Task inputs Block Start

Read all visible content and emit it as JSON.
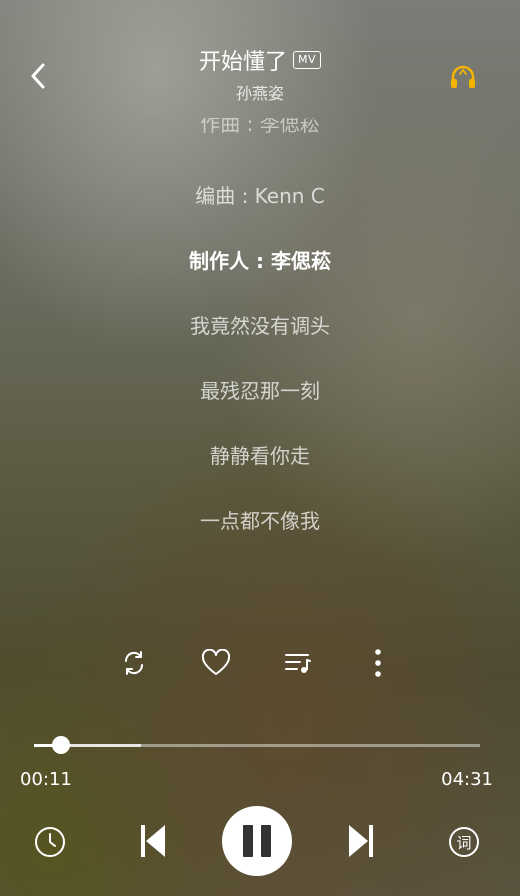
{
  "header": {
    "song_title": "开始懂了",
    "mv_badge": "MV",
    "artist": "孙燕姿"
  },
  "lyrics": {
    "partial_line": "作曲 : 李偲菘",
    "lines": [
      "编曲 : Kenn C",
      "制作人 : 李偲菘",
      "我竟然没有调头",
      "最残忍那一刻",
      "静静看你走",
      "一点都不像我"
    ],
    "current_index": 1
  },
  "player": {
    "current_time": "00:11",
    "total_time": "04:31",
    "progress": 0.06,
    "buffered": 0.24
  },
  "icons": {
    "back": "chevron-left-icon",
    "headset": "headphones-icon",
    "repeat": "repeat-icon",
    "favorite": "heart-icon",
    "queue": "playlist-icon",
    "more": "more-vertical-icon",
    "history": "clock-icon",
    "prev": "skip-previous-icon",
    "play_pause": "pause-icon",
    "next": "skip-next-icon",
    "lyrics_toggle": "lyrics-icon"
  },
  "colors": {
    "headset_accent": "#f5b400"
  }
}
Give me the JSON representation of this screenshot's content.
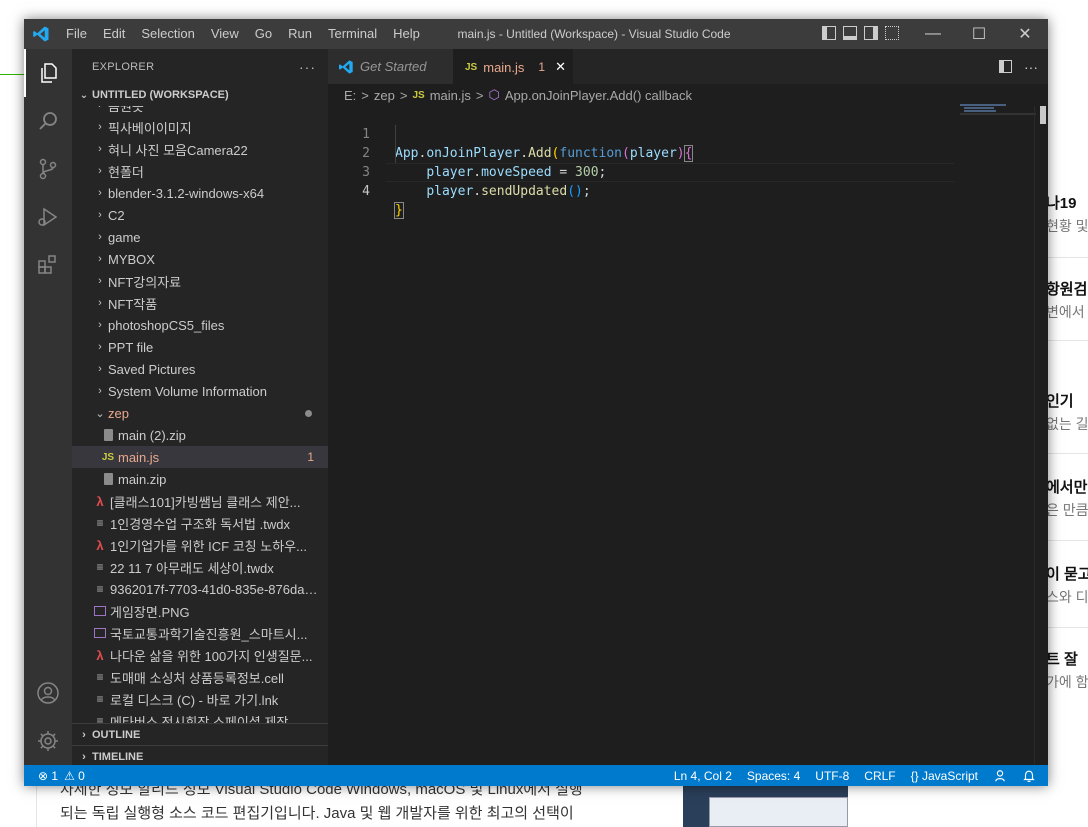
{
  "background": {
    "right_items": [
      {
        "title": "나19",
        "sub": "현황 및"
      },
      {
        "title": "항원검",
        "sub": "변에서"
      },
      {
        "title": "인기",
        "sub": "없는 길"
      },
      {
        "title": "에서만",
        "sub": "은 만큼"
      },
      {
        "title": "이 묻고",
        "sub": "스와 디"
      },
      {
        "title": "트 잘",
        "sub": "가에 함"
      }
    ],
    "bottom_text_1": "자세한 정보 알리드 정보 Visual Studio Code Windows, macOS 및 Linux에서 실행",
    "bottom_text_2": "되는 독립 실행형 소스 코드 편집기입니다. Java 및 웹 개발자를 위한 최고의 선택이"
  },
  "window": {
    "title": "main.js - Untitled (Workspace) - Visual Studio Code",
    "menu": [
      "File",
      "Edit",
      "Selection",
      "View",
      "Go",
      "Run",
      "Terminal",
      "Help"
    ],
    "minimize": "—",
    "maximize": "☐",
    "close": "✕"
  },
  "activity_bar": {
    "icons": [
      "files-icon",
      "search-icon",
      "source-control-icon",
      "run-debug-icon",
      "extensions-icon",
      "account-icon",
      "settings-gear-icon"
    ]
  },
  "sidebar": {
    "header": "EXPLORER",
    "more": "···",
    "workspace": "UNTITLED (WORKSPACE)",
    "items": [
      {
        "label": "음원듯",
        "type": "folder",
        "indent": 1
      },
      {
        "label": "픽사베이이미지",
        "type": "folder",
        "indent": 1
      },
      {
        "label": "혀니 사진 모음Camera22",
        "type": "folder",
        "indent": 1
      },
      {
        "label": "현폴더",
        "type": "folder",
        "indent": 1
      },
      {
        "label": "blender-3.1.2-windows-x64",
        "type": "folder",
        "indent": 1
      },
      {
        "label": "C2",
        "type": "folder",
        "indent": 1
      },
      {
        "label": "game",
        "type": "folder",
        "indent": 1
      },
      {
        "label": "MYBOX",
        "type": "folder",
        "indent": 1
      },
      {
        "label": "NFT강의자료",
        "type": "folder",
        "indent": 1
      },
      {
        "label": "NFT작품",
        "type": "folder",
        "indent": 1
      },
      {
        "label": "photoshopCS5_files",
        "type": "folder",
        "indent": 1
      },
      {
        "label": "PPT file",
        "type": "folder",
        "indent": 1
      },
      {
        "label": "Saved Pictures",
        "type": "folder",
        "indent": 1
      },
      {
        "label": "System Volume Information",
        "type": "folder",
        "indent": 1
      },
      {
        "label": "zep",
        "type": "folder-open",
        "indent": 1,
        "modified": true
      },
      {
        "label": "main (2).zip",
        "type": "zip",
        "indent": 2
      },
      {
        "label": "main.js",
        "type": "js",
        "indent": 2,
        "badge": "1",
        "selected": true
      },
      {
        "label": "main.zip",
        "type": "zip",
        "indent": 2
      },
      {
        "label": "[클래스101]카빙쌤님 클래스 제안...",
        "type": "pdf",
        "indent": 1
      },
      {
        "label": "1인경영수업  구조화 독서법 .twdx",
        "type": "text",
        "indent": 1
      },
      {
        "label": "1인기업가를 위한 ICF 코칭 노하우...",
        "type": "pdf",
        "indent": 1
      },
      {
        "label": "22 11 7 아무래도 세상이.twdx",
        "type": "text",
        "indent": 1
      },
      {
        "label": "9362017f-7703-41d0-835e-876da5...",
        "type": "text",
        "indent": 1
      },
      {
        "label": "게임장면.PNG",
        "type": "image",
        "indent": 1
      },
      {
        "label": "국토교통과학기술진흥원_스마트시...",
        "type": "image",
        "indent": 1
      },
      {
        "label": "나다운 삶을 위한 100가지 인생질문...",
        "type": "pdf",
        "indent": 1
      },
      {
        "label": "도매매 소싱처 상품등록정보.cell",
        "type": "text",
        "indent": 1
      },
      {
        "label": "로컬 디스크 (C) - 바로 가기.lnk",
        "type": "text",
        "indent": 1
      },
      {
        "label": "메타버스 전시회장 스페이셜 제작...",
        "type": "text",
        "indent": 1
      }
    ],
    "outline": "OUTLINE",
    "timeline": "TIMELINE"
  },
  "editor": {
    "tabs": [
      {
        "label": "Get Started",
        "icon": "vscode-logo-icon"
      },
      {
        "label": "main.js",
        "icon_text": "JS",
        "badge": "1",
        "close": "✕"
      }
    ],
    "breadcrumb": [
      "E:",
      ">",
      "zep",
      ">",
      "JS",
      "main.js",
      ">",
      "App.onJoinPlayer.Add() callback"
    ],
    "line_numbers": [
      "1",
      "2",
      "3",
      "4"
    ]
  },
  "statusbar": {
    "errors": "⊗ 1",
    "warnings": "⚠ 0",
    "position": "Ln 4, Col 2",
    "spaces": "Spaces: 4",
    "encoding": "UTF-8",
    "eol": "CRLF",
    "language": "{} JavaScript"
  },
  "colors": {
    "accent": "#007acc",
    "titlebar": "#3c3c3c",
    "sidebar": "#252526",
    "editor": "#1e1e1e"
  }
}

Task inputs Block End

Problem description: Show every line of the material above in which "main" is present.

Exercise answer:
    "title": "main.js - Untitled (Workspace) - Visual Studio Code",
        "label": "main (2).zip",
        "label": "main.js",
        "label": "main.zip",
        "label": "main.js",
      "main.js",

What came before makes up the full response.